(DATA FOR THIS TASK Opens)
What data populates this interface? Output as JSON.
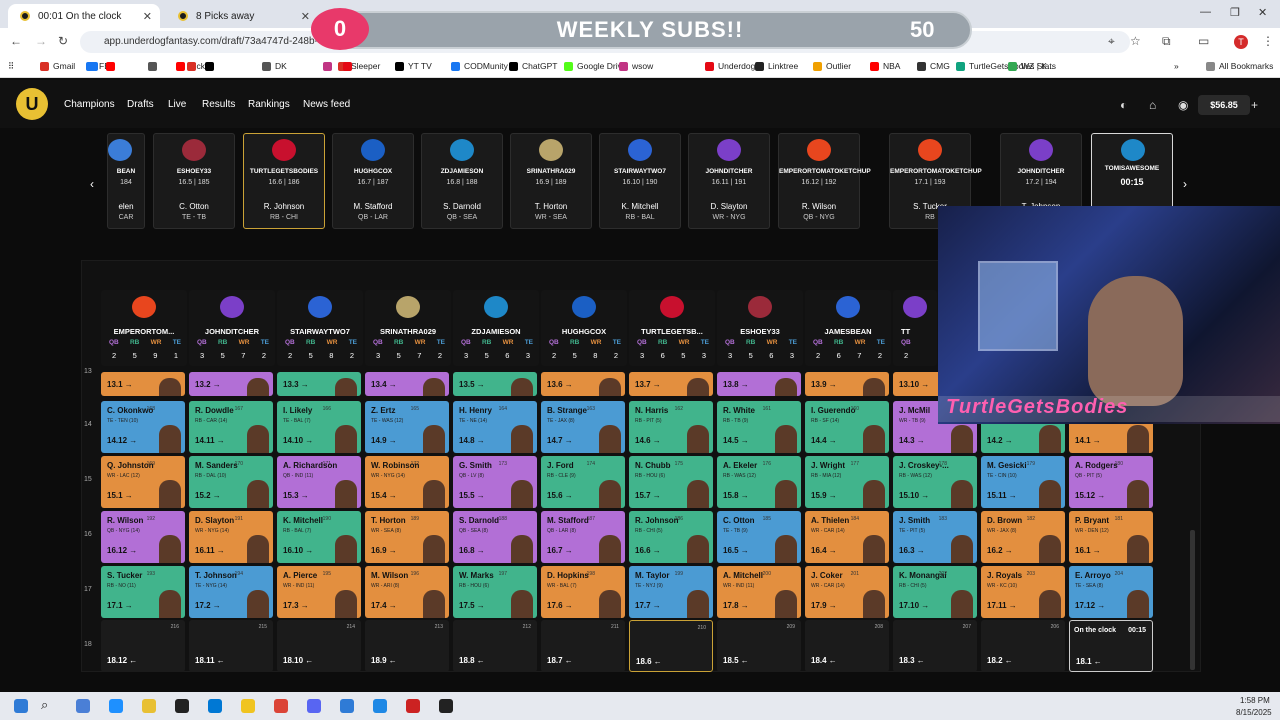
{
  "browser": {
    "tabs": [
      {
        "title": "00:01 On the clock"
      },
      {
        "title": "8 Picks away"
      }
    ],
    "url": "app.underdogfantasy.com/draft/73a4747d-248b-4bf",
    "url_tail": "52162f0df6",
    "bookmarks": [
      "Gmail",
      "FB",
      "Kick",
      "DK",
      "Sleeper",
      "YT TV",
      "CODMunity",
      "ChatGPT",
      "Google Drive",
      "wsow",
      "Underdog",
      "Linktree",
      "Outlier",
      "NBA",
      "CMG",
      "TurtleGetsBodies | K...",
      "WZ Stats",
      "All Bookmarks"
    ],
    "bookmark_colors": [
      "#d93025",
      "#1877f2",
      "#ff0000",
      "#555",
      "#d93025",
      "#000",
      "#1877f2",
      "#000",
      "#53fc18",
      "#c13584",
      "#e50914",
      "#222",
      "#f0a000",
      "#ff0000",
      "#333",
      "#10a37f",
      "#34a853",
      "#888",
      "#e8c033",
      "#27ae60",
      "#888",
      "#1d428a",
      "#111",
      "#27ae60",
      "#c0392b",
      "#888"
    ]
  },
  "overlay": {
    "sub_count": "0",
    "title": "WEEKLY SUBS!!",
    "goal": "50"
  },
  "app": {
    "nav": [
      "Champions",
      "Drafts",
      "Live",
      "Results",
      "Rankings",
      "News feed"
    ],
    "balance": "$56.85"
  },
  "recent_picks": [
    {
      "user": "BEAN",
      "pick": "184",
      "player": "elen",
      "pos": "CAR",
      "color": "#3b7dd8"
    },
    {
      "user": "ESHOEY33",
      "pick": "16.5 | 185",
      "player": "C. Otton",
      "pos": "TE - TB",
      "color": "#9b2a3a"
    },
    {
      "user": "TURTLEGETSBODIES",
      "pick": "16.6 | 186",
      "player": "R. Johnson",
      "pos": "RB - CHI",
      "color": "#c8102e"
    },
    {
      "user": "HUGHGCOX",
      "pick": "16.7 | 187",
      "player": "M. Stafford",
      "pos": "QB - LAR",
      "color": "#1b5fc4"
    },
    {
      "user": "ZDJAMIESON",
      "pick": "16.8 | 188",
      "player": "S. Darnold",
      "pos": "QB - SEA",
      "color": "#1e88c8"
    },
    {
      "user": "SRINATHRA029",
      "pick": "16.9 | 189",
      "player": "T. Horton",
      "pos": "WR - SEA",
      "color": "#b8a46a"
    },
    {
      "user": "STAIRWAYTWO7",
      "pick": "16.10 | 190",
      "player": "K. Mitchell",
      "pos": "RB - BAL",
      "color": "#2b63d4"
    },
    {
      "user": "JOHNDITCHER",
      "pick": "16.11 | 191",
      "player": "D. Slayton",
      "pos": "WR - NYG",
      "color": "#7b3fc8"
    },
    {
      "user": "EMPERORTOMATOKETCHUP",
      "pick": "16.12 | 192",
      "player": "R. Wilson",
      "pos": "QB - NYG",
      "color": "#e8461e"
    },
    {
      "user": "EMPERORTOMATOKETCHUP",
      "pick": "17.1 | 193",
      "player": "S. Tucker",
      "pos": "RB",
      "color": "#e8461e"
    },
    {
      "user": "JOHNDITCHER",
      "pick": "17.2 | 194",
      "player": "T. Johnson",
      "pos": "",
      "color": "#7b3fc8"
    }
  ],
  "on_clock_card": {
    "user": "TOMISAWESOME",
    "time": "00:15"
  },
  "columns": [
    {
      "name": "EMPERORTOM...",
      "counts": [
        "2",
        "5",
        "9",
        "1"
      ],
      "color": "#e8461e"
    },
    {
      "name": "JOHNDITCHER",
      "counts": [
        "3",
        "5",
        "7",
        "2"
      ],
      "color": "#7b3fc8"
    },
    {
      "name": "STAIRWAYTWO7",
      "counts": [
        "2",
        "5",
        "8",
        "2"
      ],
      "color": "#2b63d4"
    },
    {
      "name": "SRINATHRA029",
      "counts": [
        "3",
        "5",
        "7",
        "2"
      ],
      "color": "#b8a46a"
    },
    {
      "name": "ZDJAMIESON",
      "counts": [
        "3",
        "5",
        "6",
        "3"
      ],
      "color": "#1e88c8"
    },
    {
      "name": "HUGHGCOX",
      "counts": [
        "2",
        "5",
        "8",
        "2"
      ],
      "color": "#1b5fc4"
    },
    {
      "name": "TURTLEGETSB...",
      "counts": [
        "3",
        "6",
        "5",
        "3"
      ],
      "color": "#c8102e"
    },
    {
      "name": "ESHOEY33",
      "counts": [
        "3",
        "5",
        "6",
        "3"
      ],
      "color": "#9b2a3a"
    },
    {
      "name": "JAMESBEAN",
      "counts": [
        "2",
        "6",
        "7",
        "2"
      ],
      "color": "#2b63d4"
    },
    {
      "name": "TT",
      "counts": [
        "2",
        "6",
        "",
        ""
      ],
      "color": "#7b3fc8"
    }
  ],
  "position_labels": [
    "QB",
    "RB",
    "WR",
    "TE"
  ],
  "position_colors": {
    "QB": "#b26fd6",
    "RB": "#41b48c",
    "WR": "#e38f3f",
    "TE": "#4b9bd3"
  },
  "row13": [
    {
      "pos": "WR",
      "rk": "13.1"
    },
    {
      "pos": "QB",
      "rk": "13.2"
    },
    {
      "pos": "RB",
      "rk": "13.3"
    },
    {
      "pos": "QB",
      "rk": "13.4"
    },
    {
      "pos": "RB",
      "rk": "13.5"
    },
    {
      "pos": "WR",
      "rk": "13.6"
    },
    {
      "pos": "WR",
      "rk": "13.7"
    },
    {
      "pos": "QB",
      "rk": "13.8"
    },
    {
      "pos": "WR",
      "rk": "13.9"
    },
    {
      "pos": "WR",
      "rk": "13.10"
    }
  ],
  "rows": [
    {
      "label": "14",
      "cells": [
        {
          "pos": "TE",
          "name": "C. Okonkwo",
          "sub": "TE - TEN (10)",
          "num": "168",
          "rk": "14.12"
        },
        {
          "pos": "RB",
          "name": "R. Dowdle",
          "sub": "RB - CAR (14)",
          "num": "167",
          "rk": "14.11"
        },
        {
          "pos": "RB",
          "name": "I. Likely",
          "sub": "TE - BAL (7)",
          "num": "166",
          "rk": "14.10"
        },
        {
          "pos": "TE",
          "name": "Z. Ertz",
          "sub": "TE - WAS (12)",
          "num": "165",
          "rk": "14.9"
        },
        {
          "pos": "TE",
          "name": "H. Henry",
          "sub": "TE - NE (14)",
          "num": "164",
          "rk": "14.8"
        },
        {
          "pos": "TE",
          "name": "B. Strange",
          "sub": "TE - JAX (8)",
          "num": "163",
          "rk": "14.7"
        },
        {
          "pos": "RB",
          "name": "N. Harris",
          "sub": "RB - PIT (5)",
          "num": "162",
          "rk": "14.6"
        },
        {
          "pos": "RB",
          "name": "R. White",
          "sub": "RB - TB (9)",
          "num": "161",
          "rk": "14.5"
        },
        {
          "pos": "RB",
          "name": "I. Guerendo",
          "sub": "RB - SF (14)",
          "num": "160",
          "rk": "14.4"
        },
        {
          "pos": "QB",
          "name": "J. McMil",
          "sub": "WR - TB (9)",
          "num": "",
          "rk": "14.3"
        },
        {
          "pos": "RB",
          "name": "",
          "sub": "",
          "num": "",
          "rk": "14.2"
        },
        {
          "pos": "WR",
          "name": "",
          "sub": "",
          "num": "",
          "rk": "14.1"
        }
      ]
    },
    {
      "label": "15",
      "cells": [
        {
          "pos": "WR",
          "name": "Q. Johnston",
          "sub": "WR - LAC (12)",
          "num": "169",
          "rk": "15.1"
        },
        {
          "pos": "RB",
          "name": "M. Sanders",
          "sub": "RB - DAL (10)",
          "num": "170",
          "rk": "15.2"
        },
        {
          "pos": "QB",
          "name": "A. Richardson",
          "sub": "QB - IND (11)",
          "num": "171",
          "rk": "15.3"
        },
        {
          "pos": "WR",
          "name": "W. Robinson",
          "sub": "WR - NYG (14)",
          "num": "172",
          "rk": "15.4"
        },
        {
          "pos": "QB",
          "name": "G. Smith",
          "sub": "QB - LV (8)",
          "num": "173",
          "rk": "15.5"
        },
        {
          "pos": "RB",
          "name": "J. Ford",
          "sub": "RB - CLE (9)",
          "num": "174",
          "rk": "15.6"
        },
        {
          "pos": "RB",
          "name": "N. Chubb",
          "sub": "RB - HOU (6)",
          "num": "175",
          "rk": "15.7"
        },
        {
          "pos": "RB",
          "name": "A. Ekeler",
          "sub": "RB - WAS (12)",
          "num": "176",
          "rk": "15.8"
        },
        {
          "pos": "RB",
          "name": "J. Wright",
          "sub": "RB - MIA (12)",
          "num": "177",
          "rk": "15.9"
        },
        {
          "pos": "RB",
          "name": "J. Croskey-...",
          "sub": "RB - WAS (12)",
          "num": "178",
          "rk": "15.10"
        },
        {
          "pos": "TE",
          "name": "M. Gesicki",
          "sub": "TE - CIN (10)",
          "num": "179",
          "rk": "15.11"
        },
        {
          "pos": "QB",
          "name": "A. Rodgers",
          "sub": "QB - PIT (5)",
          "num": "180",
          "rk": "15.12"
        }
      ]
    },
    {
      "label": "16",
      "cells": [
        {
          "pos": "QB",
          "name": "R. Wilson",
          "sub": "QB - NYG (14)",
          "num": "192",
          "rk": "16.12"
        },
        {
          "pos": "WR",
          "name": "D. Slayton",
          "sub": "WR - NYG (14)",
          "num": "191",
          "rk": "16.11"
        },
        {
          "pos": "RB",
          "name": "K. Mitchell",
          "sub": "RB - BAL (7)",
          "num": "190",
          "rk": "16.10"
        },
        {
          "pos": "WR",
          "name": "T. Horton",
          "sub": "WR - SEA (8)",
          "num": "189",
          "rk": "16.9"
        },
        {
          "pos": "QB",
          "name": "S. Darnold",
          "sub": "QB - SEA (8)",
          "num": "188",
          "rk": "16.8"
        },
        {
          "pos": "QB",
          "name": "M. Stafford",
          "sub": "QB - LAR (8)",
          "num": "187",
          "rk": "16.7"
        },
        {
          "pos": "RB",
          "name": "R. Johnson",
          "sub": "RB - CHI (5)",
          "num": "186",
          "rk": "16.6"
        },
        {
          "pos": "TE",
          "name": "C. Otton",
          "sub": "TE - TB (9)",
          "num": "185",
          "rk": "16.5"
        },
        {
          "pos": "WR",
          "name": "A. Thielen",
          "sub": "WR - CAR (14)",
          "num": "184",
          "rk": "16.4"
        },
        {
          "pos": "TE",
          "name": "J. Smith",
          "sub": "TE - PIT (5)",
          "num": "183",
          "rk": "16.3"
        },
        {
          "pos": "WR",
          "name": "D. Brown",
          "sub": "WR - JAX (8)",
          "num": "182",
          "rk": "16.2"
        },
        {
          "pos": "WR",
          "name": "P. Bryant",
          "sub": "WR - DEN (12)",
          "num": "181",
          "rk": "16.1"
        }
      ]
    },
    {
      "label": "17",
      "cells": [
        {
          "pos": "RB",
          "name": "S. Tucker",
          "sub": "RB - NO (11)",
          "num": "193",
          "rk": "17.1"
        },
        {
          "pos": "TE",
          "name": "T. Johnson",
          "sub": "TE - NYG (14)",
          "num": "194",
          "rk": "17.2"
        },
        {
          "pos": "WR",
          "name": "A. Pierce",
          "sub": "WR - IND (11)",
          "num": "195",
          "rk": "17.3"
        },
        {
          "pos": "WR",
          "name": "M. Wilson",
          "sub": "WR - ARI (8)",
          "num": "196",
          "rk": "17.4"
        },
        {
          "pos": "RB",
          "name": "W. Marks",
          "sub": "RB - HOU (6)",
          "num": "197",
          "rk": "17.5"
        },
        {
          "pos": "WR",
          "name": "D. Hopkins",
          "sub": "WR - BAL (7)",
          "num": "198",
          "rk": "17.6"
        },
        {
          "pos": "TE",
          "name": "M. Taylor",
          "sub": "TE - NYJ (9)",
          "num": "199",
          "rk": "17.7"
        },
        {
          "pos": "WR",
          "name": "A. Mitchell",
          "sub": "WR - IND (11)",
          "num": "200",
          "rk": "17.8"
        },
        {
          "pos": "WR",
          "name": "J. Coker",
          "sub": "WR - CAR (14)",
          "num": "201",
          "rk": "17.9"
        },
        {
          "pos": "RB",
          "name": "K. Monangai",
          "sub": "RB - CHI (5)",
          "num": "202",
          "rk": "17.10"
        },
        {
          "pos": "WR",
          "name": "J. Royals",
          "sub": "WR - KC (10)",
          "num": "203",
          "rk": "17.11"
        },
        {
          "pos": "TE",
          "name": "E. Arroyo",
          "sub": "TE - SEA (8)",
          "num": "204",
          "rk": "17.12"
        }
      ]
    }
  ],
  "row18": {
    "label": "18",
    "cells": [
      {
        "rk": "18.12",
        "num": "216"
      },
      {
        "rk": "18.11",
        "num": "215"
      },
      {
        "rk": "18.10",
        "num": "214"
      },
      {
        "rk": "18.9",
        "num": "213"
      },
      {
        "rk": "18.8",
        "num": "212"
      },
      {
        "rk": "18.7",
        "num": "211"
      },
      {
        "rk": "18.6",
        "num": "210"
      },
      {
        "rk": "18.5",
        "num": "209"
      },
      {
        "rk": "18.4",
        "num": "208"
      },
      {
        "rk": "18.3",
        "num": "207"
      },
      {
        "rk": "18.2",
        "num": "206"
      },
      {
        "rk": "18.1",
        "num": "",
        "clock": "On the clock",
        "time": "00:15"
      }
    ]
  },
  "row13_label": "13",
  "webcam_text": "TurtleGetsBodies",
  "taskbar": {
    "time": "1:58 PM",
    "date": "8/15/2025",
    "icon_colors": [
      "#2f7bd6",
      "#3b7dd8",
      "#4a7fd6",
      "#1e90ff",
      "#e8c033",
      "#222",
      "#0078d4",
      "#f0c420",
      "#db4437",
      "#5865f2",
      "#2f7bd6",
      "#1e88e5",
      "#cc2222",
      "#222"
    ]
  }
}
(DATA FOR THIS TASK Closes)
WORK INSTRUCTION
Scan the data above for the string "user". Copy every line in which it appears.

SOLUTION TO THIS TASK
      "user": "BEAN",
      "user": "ESHOEY33",
      "user": "TURTLEGETSBODIES",
      "user": "HUGHGCOX",
      "user": "ZDJAMIESON",
      "user": "SRINATHRA029",
      "user": "STAIRWAYTWO7",
      "user": "JOHNDITCHER",
      "user": "EMPERORTOMATOKETCHUP",
      "user": "EMPERORTOMATOKETCHUP",
      "user": "JOHNDITCHER",
    "user": "TOMISAWESOME",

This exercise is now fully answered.